Even with work days no longer confined to Monday through Friday and hours are often outside of 8am to 5pm, most people heat and cool their homes, wash dishes, take showers or do laundry at about the same time during the day. This heavy use of energy causes a peak demand for electricity.Utility companies often charge more during these peak times.
Here in Tucson there is a program so that Tucson Electric (TEP) users receive a reduced electric rate for shifting energy use from peak periods of the day to off-peak times. The electric company benefits because there is a more balanced and efficient use of our generating resources. Check with your utility company to see if there is a Time of Use (TOU) program in your area.
How it works with TEP:
TEP replaces your conventional meter, free of charge, with a meter that tracks the times of day you use electricity, then calculates the kilowatt-hour rates for those periods.
One of the requirements with the TOU program is that TEP must have access to the meter at all times. (This is going to keep me from participating because I have a large dog that may be in my yard.) The meter readers must be able to stand directly in front of the meter to read it without interference from locked gates, foliage or other impediments.
You must also stay enrolled in the program for one year. After a year, if you find that the program is not suitable for your work schedule and lifestyle, you can switch back to standard residential service.
Peak and shoulder periods only occur during certain hours, Monday through Friday, excluding selected holidays.
The definition of peak, shoulder and off-peak varies by season. Under TOU Price Schedule No. 70, the summer hours apply to electricity usage from May through October, and winter hours apply from November through April.
During summer weekdays, the peak period is from 1 to 6 p.m. and the shoulder period is from 6 to 8 p.m.
During winter weekdays, there are two peak periods: a morning peak period from 7 to 11 a.m., and an evening peak period from 6 to 9 p.m. There is not a winter shoulder period.
While the service charge is more for the Time-of-use program, the difference may be recovered by using electricity during off-peak hours. The table below compares prices based on schedules set in March of 1996.
How do to shift usage to off-peak:
Shifting usage is simple: Do tasks that consume electricity during off-peak periods rather than during peak or shoulder periods.
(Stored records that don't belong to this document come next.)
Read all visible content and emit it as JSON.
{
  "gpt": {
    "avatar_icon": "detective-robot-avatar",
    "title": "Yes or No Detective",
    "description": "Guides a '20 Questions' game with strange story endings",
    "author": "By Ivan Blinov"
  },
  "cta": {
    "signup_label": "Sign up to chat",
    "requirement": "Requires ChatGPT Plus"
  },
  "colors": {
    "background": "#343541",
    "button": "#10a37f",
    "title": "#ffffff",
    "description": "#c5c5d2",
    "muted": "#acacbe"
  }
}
For instance:
- Set timers on pools or spa filters to run during off-peak hours.
- Operate washing machines, dryers, dishwashers and non-essential appliances during off-peak hours.
- Adjust your air conditioning thermostat to a higher setting and heater to a lower setting during peak and shoulder hours or when you are not at home.
- Install a timer on water heaters so that they operate mainly during off-peak hours.
- Turn off lights during peak and shoulder hours.
- Enjoy recreational backing and electricity-consuming hobbies during weekends and holidays, which are off-peak hours.
It may take a little planning, but for many utility users, the TOU program helps reduce utility bills.